Fr Robert Murray SJ on his 90th birthday

Robert Murray SJ

 

 

Obituary: 

Robert was born in Peking (now Beijing), China, on 8th June 1925, where his parents were working as Protestant lay missionaries. The grandson of Sir James Murray (the founder of the Oxford English Dictionary), his mother died when he was five years old, and his father re-married. After the family returned to England in 1934 he was educated at Eltham College and then at Taunton School after the College was evacuated there in 1939. Towards the end of the Second World War he studied Persian for a year at the School of Oriental and African Studies (SOAS) with a view to war service, but then went on to take a degree in Greats in Oxford, during which time he was received into the Roman Catholic church. This conversion is said to also be partly due to his friendship with the Tolkien family. Robert had the responsibility of proofreading drafts and manuscripts given to him by J.R.R Tolkein of The Lord of the Rings.

He entered the Society in 1949 at Roehampton, and took his First Vows two year later.

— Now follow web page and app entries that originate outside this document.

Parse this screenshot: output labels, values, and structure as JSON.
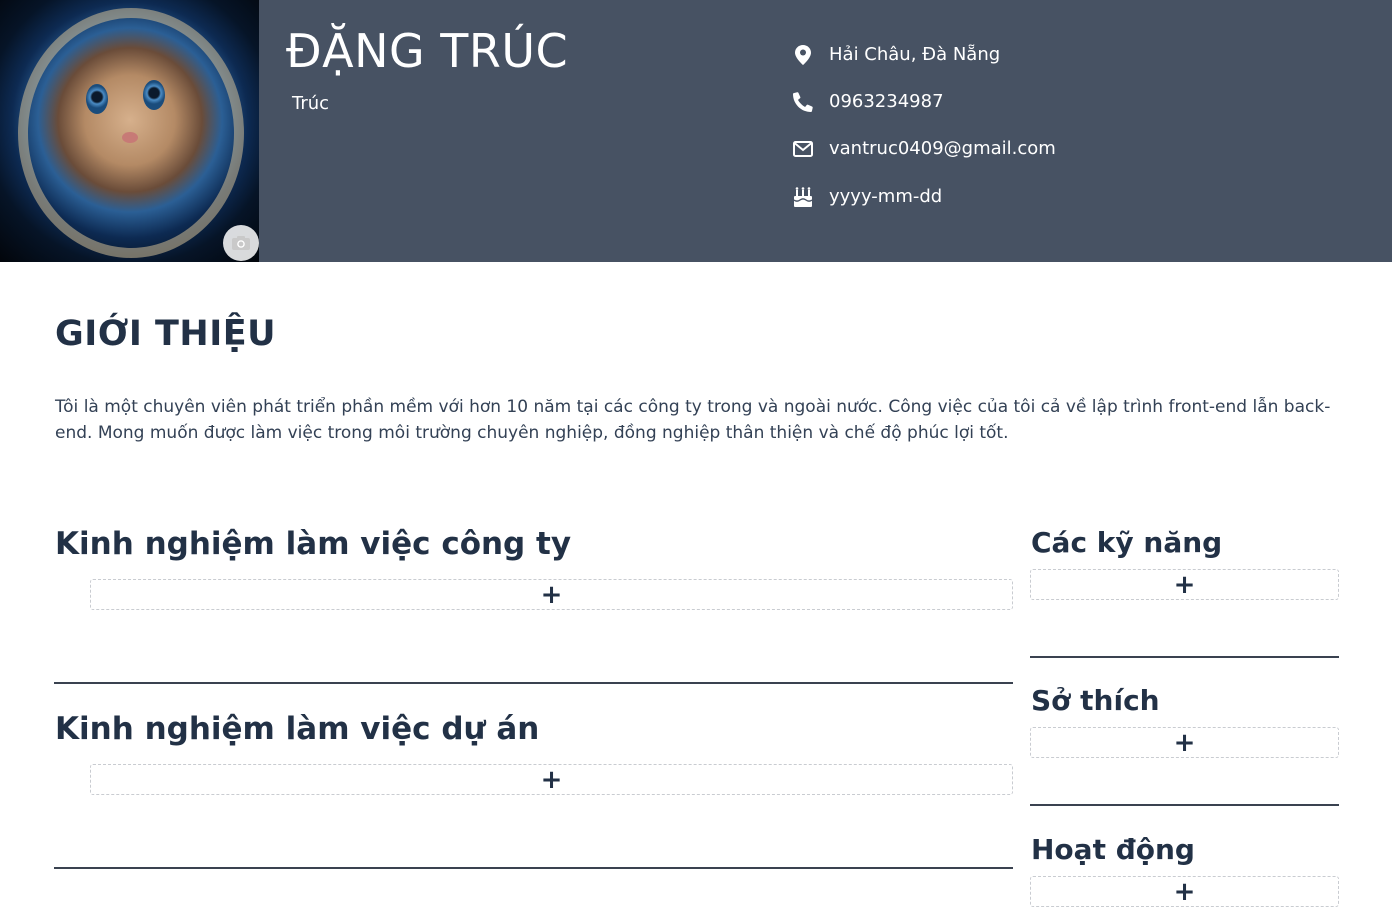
{
  "profile": {
    "name": "ĐẶNG TRÚC",
    "nickname": "Trúc",
    "address": "Hải Châu, Đà Nẵng",
    "phone": "0963234987",
    "email": "vantruc0409@gmail.com",
    "birthday": "yyyy-mm-dd",
    "avatar_icon": "camera-icon"
  },
  "intro": {
    "title": "GIỚI THIỆU",
    "text": "Tôi là một chuyên viên phát triển phần mềm với hơn 10 năm tại các công ty trong và ngoài nước. Công việc của tôi cả về lập trình front-end lẫn back-end. Mong muốn được làm việc trong môi trường chuyên nghiệp, đồng nghiệp thân thiện và chế độ phúc lợi tốt."
  },
  "sections": {
    "company_experience": {
      "title": "Kinh nghiệm làm việc công ty",
      "add_label": "+"
    },
    "project_experience": {
      "title": "Kinh nghiệm làm việc dự án",
      "add_label": "+"
    },
    "skills": {
      "title": "Các kỹ năng",
      "add_label": "+"
    },
    "hobbies": {
      "title": "Sở thích",
      "add_label": "+"
    },
    "activities": {
      "title": "Hoạt động",
      "add_label": "+"
    }
  },
  "colors": {
    "header_bg": "#475263",
    "heading": "#223146",
    "divider": "#3a4250"
  }
}
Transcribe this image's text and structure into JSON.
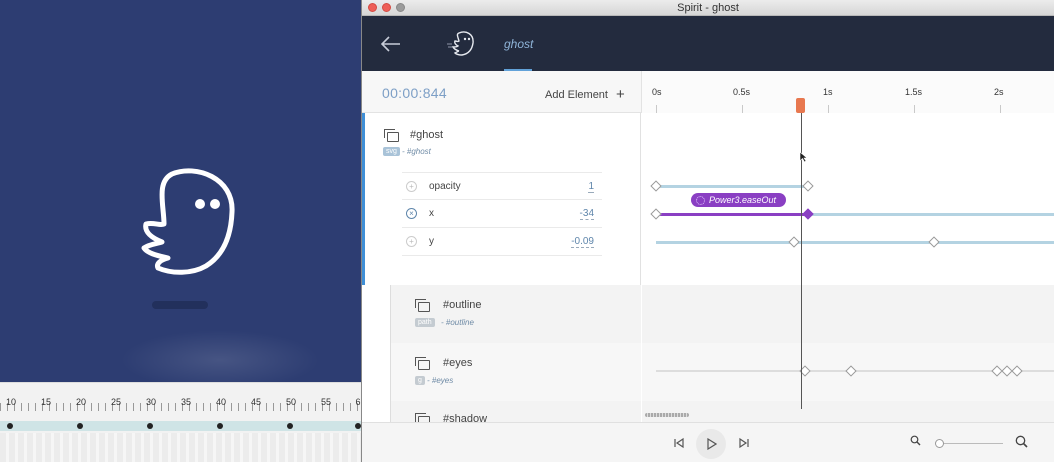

Fr Robert Murray SJ 1925-2018Following the usual studies of philosophy and theology at Heythrop in Oxfordshire, and then teaching at St Ignatius College in Stamford Hill, Robert was ordained in 1959. After his fourth year of theology, and tertianship in Munster, Germany, he gained a doctorate in patristic and biblical theology at the Gregorian in Rome, specialising in Syriac. Then in 1963 he returned to teach at Heythrop, where he was to spend the rest of his working life. He was one of those who moved to London in 1970 to re-establish the College as part of the University of London. He was editor of the Heythrop Journal from 1971-1983.

Robert was able to read 12 languages, including Aramaic, Hebrew, Syriac and Persian. In 1971 he gave two lectures in Romania at the invitation of the Orthodox Patriarch, and in 1984, after a seminar in Hong Kong, he was able to re-visit mainland China for the first time in over 50 years. He was awarded a Senior Research Fellowship by Heythrop in 1993, and an honorary Doctorate of Letters in 2004.

In 1992 his book The Cosmic Covenant: Biblical Themes of Justice, Peace and the Integrity of Creation was published, and In 1999 Robert retired from Heythrop, but continued as a writer and as a member of the Jesuit China Service. In 2004 his book "Symbols of Church and Kingdom: a study in Early Syriac tradition" was published. He moved to Boscombe in 2010, where he lived until his death.

May he rest in peace.